Maidhc Dainín Ó Sé is as versatile an artist as you will find. He is well-travelled and has brought his music from Chicago to west-Kerry’s Carrachán. He has played with and learned from the cream of Ireland’s musicians – including Joe Burke and Joe Cooley. Needless to say, where Maidhc goes, his button accordion goes also, and no doubt his music will be heard around and about Lismore during the weekend!

Details of this year’s festival programme can be found elsewhere on this website.

Christina Lamb

Christina LambChristina Lamb is one of Britain’s leading foreign correspondents and a bestselling author.  She has reported from most of the world’s hotspots but her particular passions are Afghanistan and Pakistan which she has covered since an unexpected wedding invitation led her to Karachi in 1987 when she was just 21. Within two years she had been named Young Journalist of the Year. Since then she has won numerous awards including five times being named Foreign Correspondent of the Year and Europe’s top war reporting prize, the Prix Bayeux. She was made an OBE in 2013.  Last year she won Amnesty International’s Newspaper Journalist of the Year for reporting from inside Libyan detention centres. Currently Chief Foreign Correspondent for the Sunday Times of London, her postings have included South Africa, Pakistan, Brazil and Washington and she has recently reported on the refugee crisis across Europe and camps for women enslaved by Boko Haram in Nigeria and ISIS in Iraq.

She has written eight books including the bestselling The Africa House and I Am Malala and is a patron of Afghan Connection and on the board of the Institute of War and Peace Reporting.  Her latest books are Farewell Kabul; From Afghanistan to a More Dangerous World and Nujeen; One Girl’s Incredible Journey from War-torn Syria in a Wheelchair.

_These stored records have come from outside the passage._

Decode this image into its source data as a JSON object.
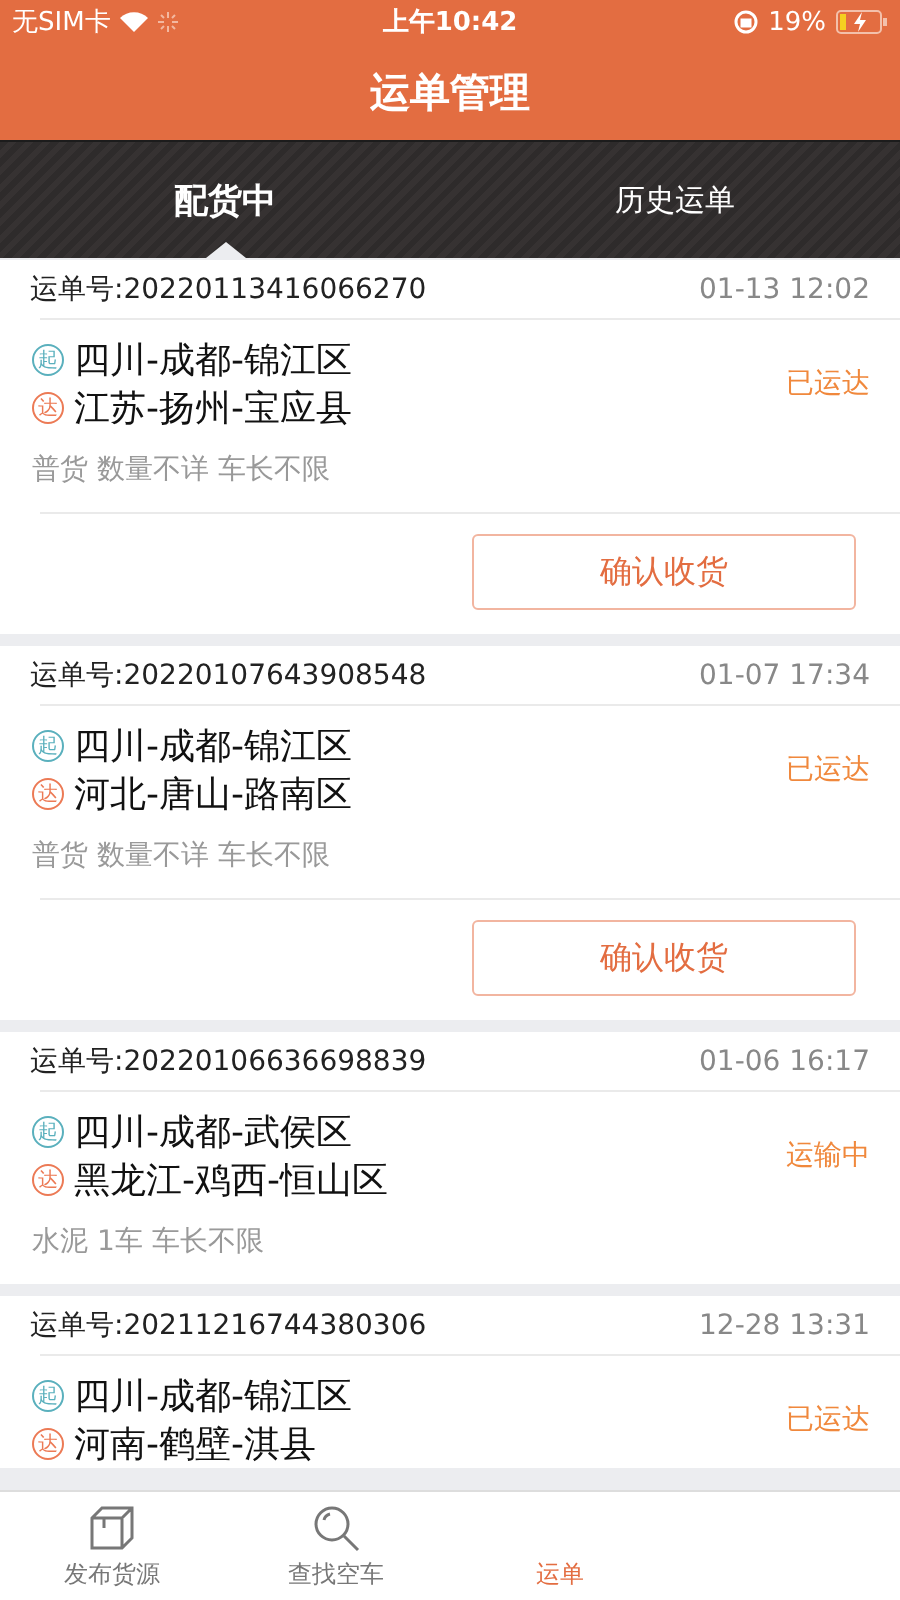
{
  "status_bar": {
    "carrier": "无SIM卡",
    "time": "上午10:42",
    "battery": "19%"
  },
  "title": "运单管理",
  "tabs": [
    {
      "label": "配货中",
      "selected": true
    },
    {
      "label": "历史运单",
      "selected": false
    }
  ],
  "orders": [
    {
      "number": "运单号:20220113416066270",
      "time": "01-13 12:02",
      "from_badge": "起",
      "from": "四川-成都-锦江区",
      "to_badge": "达",
      "to": "江苏-扬州-宝应县",
      "status": "已运达",
      "goods": "普货 数量不详 车长不限",
      "action": "确认收货"
    },
    {
      "number": "运单号:20220107643908548",
      "time": "01-07 17:34",
      "from_badge": "起",
      "from": "四川-成都-锦江区",
      "to_badge": "达",
      "to": "河北-唐山-路南区",
      "status": "已运达",
      "goods": "普货 数量不详 车长不限",
      "action": "确认收货"
    },
    {
      "number": "运单号:20220106636698839",
      "time": "01-06 16:17",
      "from_badge": "起",
      "from": "四川-成都-武侯区",
      "to_badge": "达",
      "to": "黑龙江-鸡西-恒山区",
      "status": "运输中",
      "goods": "水泥 1车 车长不限"
    },
    {
      "number": "运单号:20211216744380306",
      "time": "12-28 13:31",
      "from_badge": "起",
      "from": "四川-成都-锦江区",
      "to_badge": "达",
      "to": "河南-鹤壁-淇县",
      "status": "已运达"
    }
  ],
  "bottom_nav": [
    {
      "label": "发布货源",
      "kind": "box",
      "selected": false
    },
    {
      "label": "查找空车",
      "kind": "search",
      "selected": false
    },
    {
      "label": "运单",
      "kind": "hidden",
      "selected": true
    }
  ]
}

Web Site: www.christinalamb.net

Details of this year’s festival programme can be found elsewhere on this website.

Donald Brady

Donald BradyDonald Brady was born in Cavan and obtained his B.A. in History and English at Maynooth. He was County Librarian for County Waterford from 1982 until 2010. He served as director of the West Waterford Heritage Week in 1991 and 1992. He was the co-ordinator of Waterford County Council’s Famine Commemoration Programme and served on the National Committee charged with the protection of the Woodstown Viking Settlement.

He has edited major Waterford histories including, Hansard’s History of Waterford and Smith’s History of Waterford. In May this year his work, Mary Anne Sadlier, his 9th book, was published. His presentation on Sir Richard Musgrave marks his 14th consecutive appearance on the Immrama Programme. He has just recommenced serious research on Regina Maria Roche, renowned and ground-breaking Waterford author.

Details of this year’s festival programme can be found elsewhere on this website.

Thanks to all our sponsors, without whom Immrama would not be possible.

About Lismore Immrama

Immrama is held in Lismore, County Waterford, Ireland, on a weekend in June each year since 2003. Immrama has been dedicated to the art of Travel Writing, Good Music, and Fine Entertainment since its inception. Over the centuries many people have made journeys to and from Lismore and we hope that you will enjoy your lmmram in Lismore.

Contact Information

Tel: +353-85-8628445

E-mail: info@lismoreimmrama.com

Social Media

Website by: Déise Design